ACTIVITY -> Find the word "direct" in the data. Return every line where it appears.

**** PROVIDED RECORDS

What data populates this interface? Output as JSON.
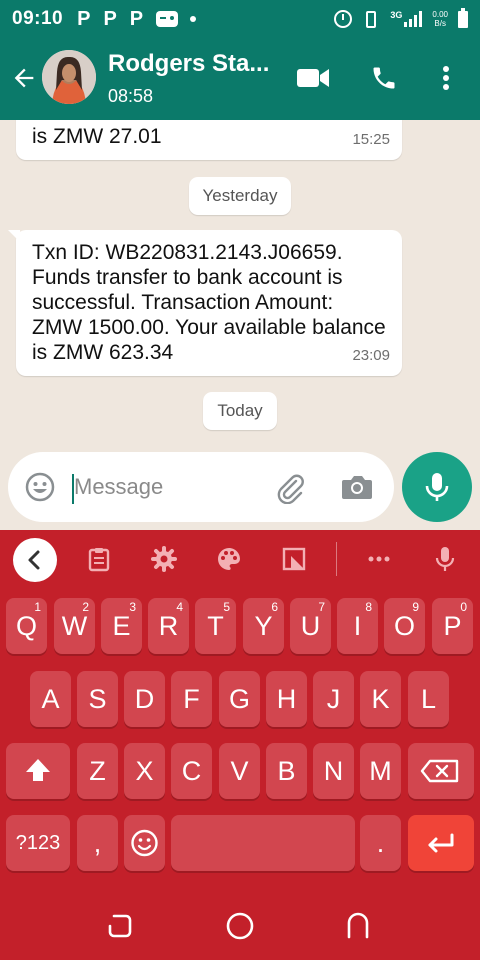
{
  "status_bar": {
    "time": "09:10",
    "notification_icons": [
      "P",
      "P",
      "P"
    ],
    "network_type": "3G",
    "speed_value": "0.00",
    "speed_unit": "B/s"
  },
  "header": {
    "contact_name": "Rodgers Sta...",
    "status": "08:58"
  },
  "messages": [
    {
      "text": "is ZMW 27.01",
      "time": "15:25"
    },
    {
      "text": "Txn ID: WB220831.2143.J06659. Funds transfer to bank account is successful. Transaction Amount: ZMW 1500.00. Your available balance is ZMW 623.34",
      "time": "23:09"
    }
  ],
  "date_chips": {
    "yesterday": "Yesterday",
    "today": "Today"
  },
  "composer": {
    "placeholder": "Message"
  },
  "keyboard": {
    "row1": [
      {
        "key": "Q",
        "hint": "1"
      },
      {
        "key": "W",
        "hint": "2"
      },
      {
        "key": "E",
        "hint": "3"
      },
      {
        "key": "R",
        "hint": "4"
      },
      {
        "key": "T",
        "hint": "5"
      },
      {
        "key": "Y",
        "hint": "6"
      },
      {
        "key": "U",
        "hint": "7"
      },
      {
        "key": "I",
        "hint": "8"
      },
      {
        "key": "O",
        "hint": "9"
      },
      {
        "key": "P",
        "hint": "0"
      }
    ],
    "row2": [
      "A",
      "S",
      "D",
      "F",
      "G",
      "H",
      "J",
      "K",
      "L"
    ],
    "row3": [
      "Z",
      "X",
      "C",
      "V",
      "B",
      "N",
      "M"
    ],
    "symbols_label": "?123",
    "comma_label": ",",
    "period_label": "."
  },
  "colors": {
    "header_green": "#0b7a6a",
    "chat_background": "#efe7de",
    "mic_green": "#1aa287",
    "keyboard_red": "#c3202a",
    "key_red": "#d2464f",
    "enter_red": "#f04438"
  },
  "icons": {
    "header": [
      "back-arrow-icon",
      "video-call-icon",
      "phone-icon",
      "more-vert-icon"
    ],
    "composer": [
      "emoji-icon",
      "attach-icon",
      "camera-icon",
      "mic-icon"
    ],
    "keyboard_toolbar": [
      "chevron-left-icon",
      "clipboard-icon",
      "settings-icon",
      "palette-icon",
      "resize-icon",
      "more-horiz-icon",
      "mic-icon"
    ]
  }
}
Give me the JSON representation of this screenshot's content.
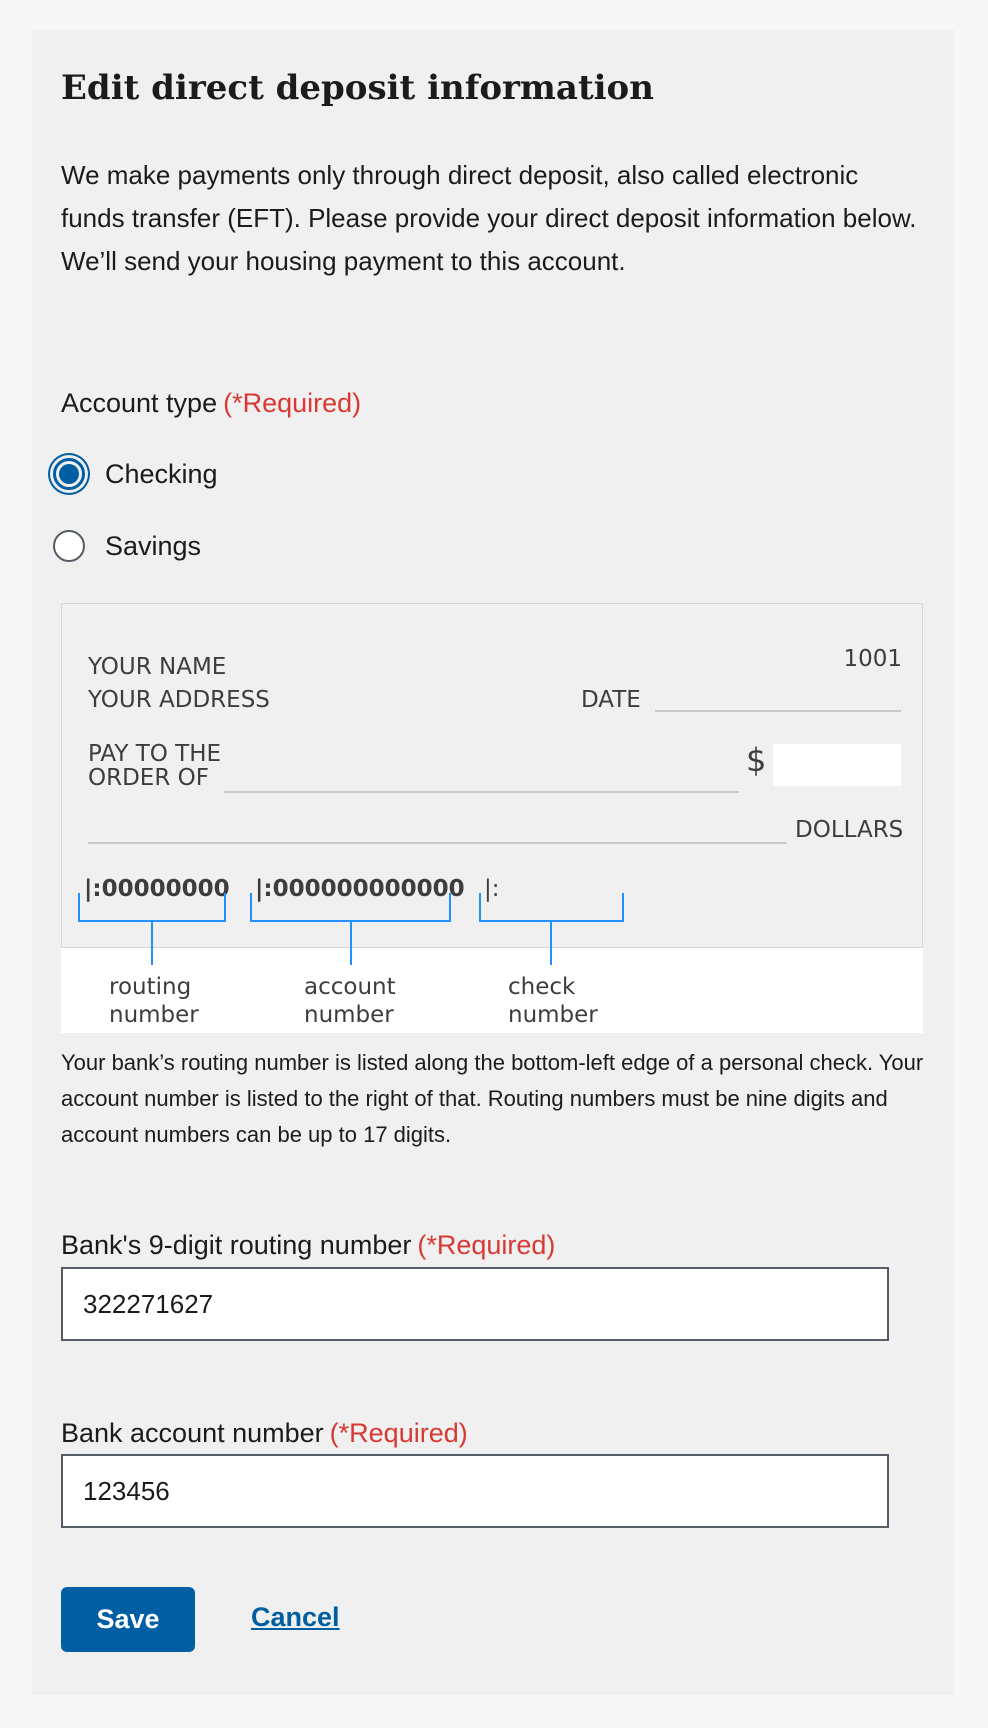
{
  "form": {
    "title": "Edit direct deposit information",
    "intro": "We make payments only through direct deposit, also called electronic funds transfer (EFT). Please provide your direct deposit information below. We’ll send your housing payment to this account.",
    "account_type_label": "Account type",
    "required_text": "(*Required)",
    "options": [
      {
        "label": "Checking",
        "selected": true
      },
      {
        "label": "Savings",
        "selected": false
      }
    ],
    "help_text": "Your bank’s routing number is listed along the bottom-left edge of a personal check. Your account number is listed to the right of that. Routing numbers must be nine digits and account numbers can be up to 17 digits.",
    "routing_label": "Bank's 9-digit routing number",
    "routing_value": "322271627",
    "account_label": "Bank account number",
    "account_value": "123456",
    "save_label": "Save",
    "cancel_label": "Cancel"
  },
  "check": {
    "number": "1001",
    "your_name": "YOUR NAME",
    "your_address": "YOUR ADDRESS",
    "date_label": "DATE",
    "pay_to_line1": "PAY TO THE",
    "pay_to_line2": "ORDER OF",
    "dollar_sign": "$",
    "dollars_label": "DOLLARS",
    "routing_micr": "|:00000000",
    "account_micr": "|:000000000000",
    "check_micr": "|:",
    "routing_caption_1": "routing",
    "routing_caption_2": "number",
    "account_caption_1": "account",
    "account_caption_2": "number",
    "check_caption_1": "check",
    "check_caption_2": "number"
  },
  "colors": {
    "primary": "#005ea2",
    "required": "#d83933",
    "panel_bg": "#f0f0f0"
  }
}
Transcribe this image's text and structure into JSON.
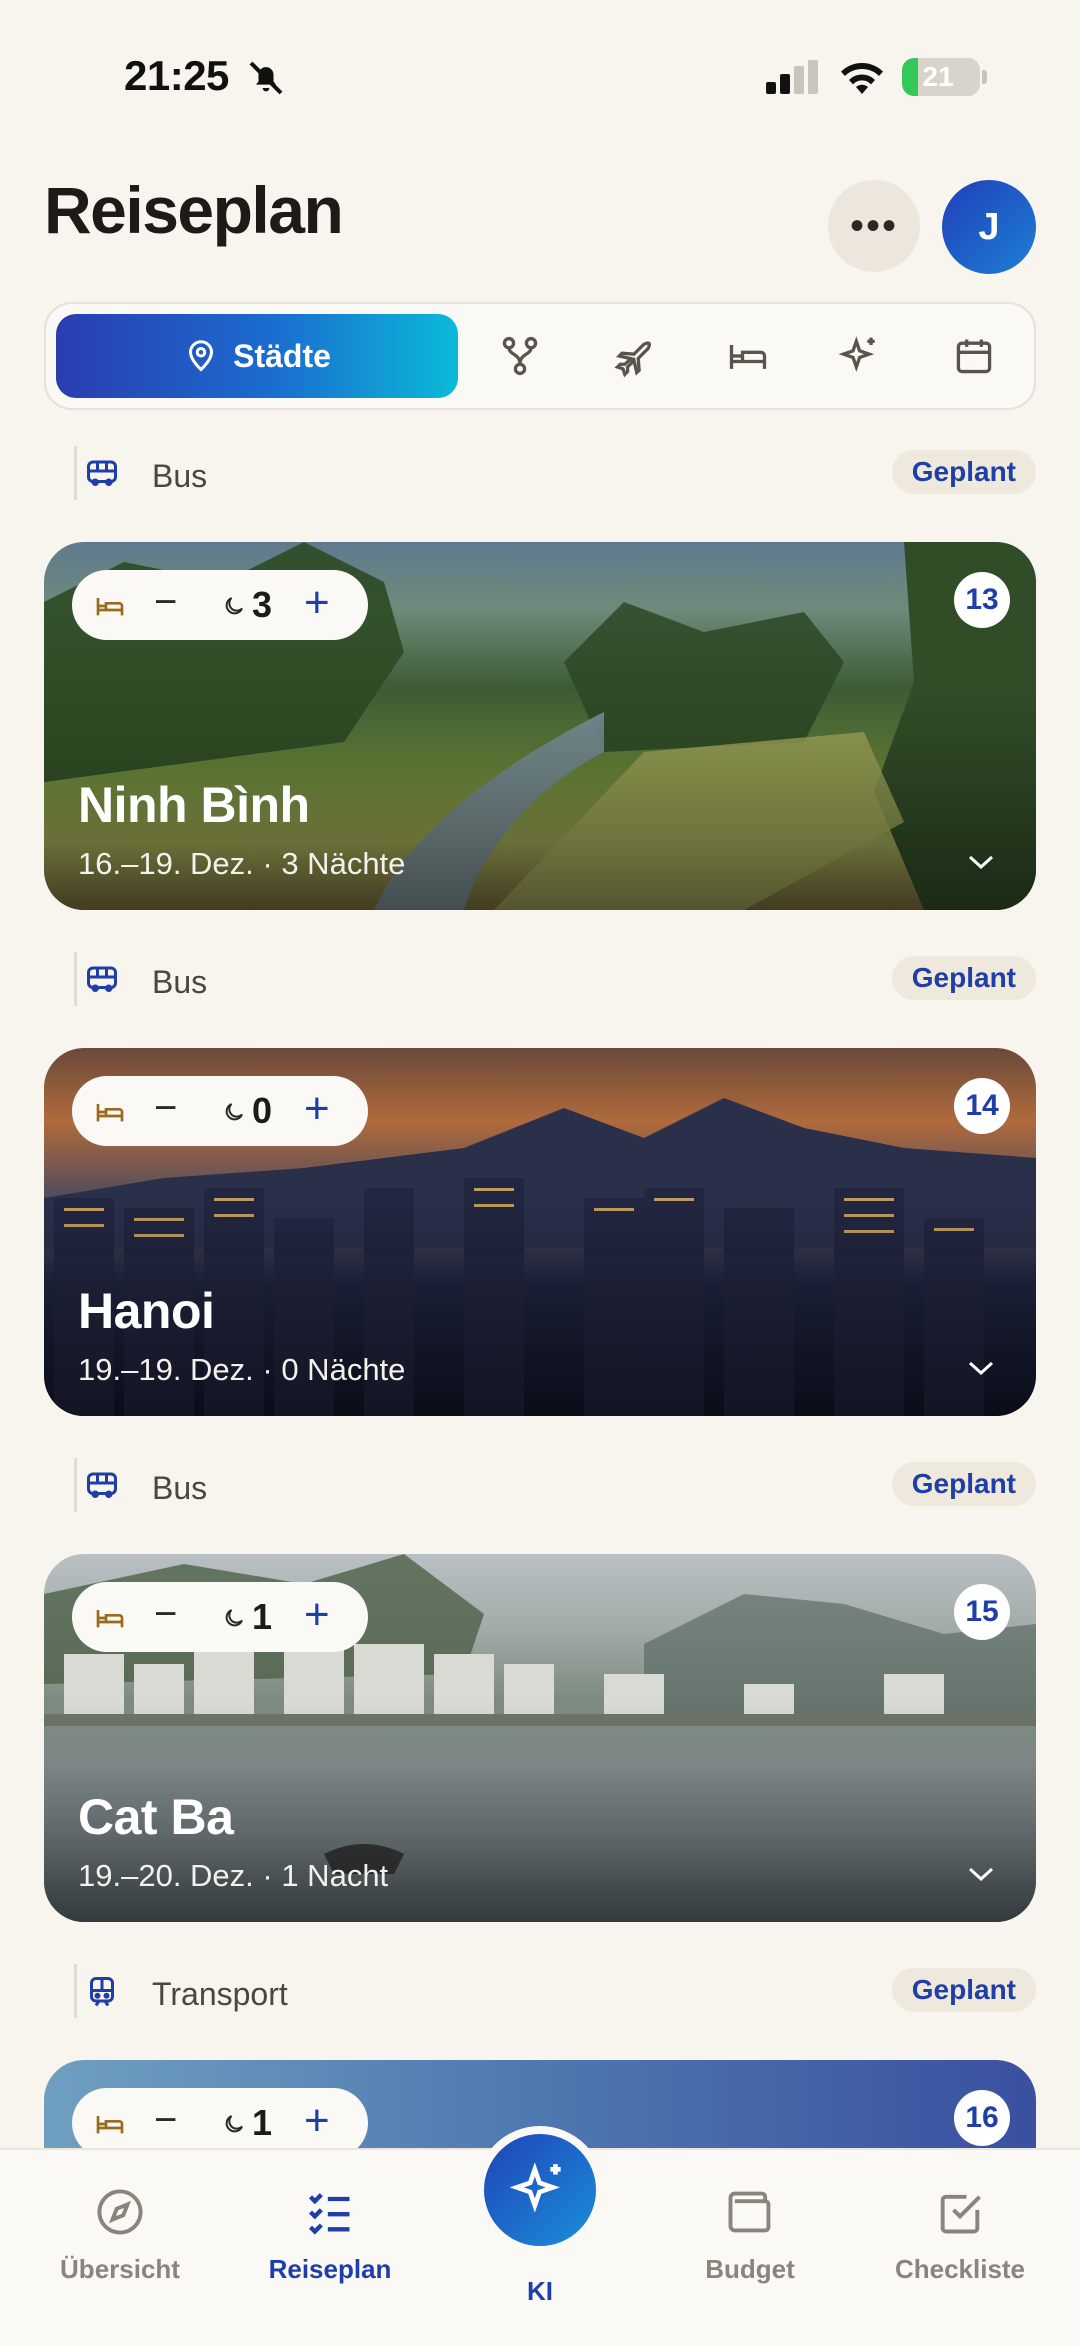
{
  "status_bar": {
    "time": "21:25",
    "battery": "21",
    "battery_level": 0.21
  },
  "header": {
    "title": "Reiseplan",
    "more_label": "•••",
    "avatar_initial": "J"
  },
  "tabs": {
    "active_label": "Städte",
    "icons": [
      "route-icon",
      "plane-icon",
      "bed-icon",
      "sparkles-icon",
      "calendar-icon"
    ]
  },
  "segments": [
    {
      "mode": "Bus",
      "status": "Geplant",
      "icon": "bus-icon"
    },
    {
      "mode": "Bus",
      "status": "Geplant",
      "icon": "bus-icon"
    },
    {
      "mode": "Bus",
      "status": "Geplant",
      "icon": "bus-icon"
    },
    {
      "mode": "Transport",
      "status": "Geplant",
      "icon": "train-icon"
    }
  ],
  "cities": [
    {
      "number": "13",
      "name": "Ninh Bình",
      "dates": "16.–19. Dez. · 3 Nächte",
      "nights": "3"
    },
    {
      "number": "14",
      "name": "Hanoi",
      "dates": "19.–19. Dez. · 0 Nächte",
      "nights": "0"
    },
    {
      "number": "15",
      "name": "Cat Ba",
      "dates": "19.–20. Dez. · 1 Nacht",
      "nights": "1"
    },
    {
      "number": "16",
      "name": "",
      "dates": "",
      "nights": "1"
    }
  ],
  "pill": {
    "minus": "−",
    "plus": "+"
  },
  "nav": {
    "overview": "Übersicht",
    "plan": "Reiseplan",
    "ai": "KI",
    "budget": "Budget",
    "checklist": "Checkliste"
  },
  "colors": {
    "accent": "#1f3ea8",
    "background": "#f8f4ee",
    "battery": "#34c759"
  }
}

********

SOLUTION FOR THIS EXERCISE ->
    "title": "Edit direct deposit information",
    "intro": "We make payments only through direct deposit, also called electronic funds transfer (EFT). Please provide your direct deposit information below. We’ll send your housing payment to this account.",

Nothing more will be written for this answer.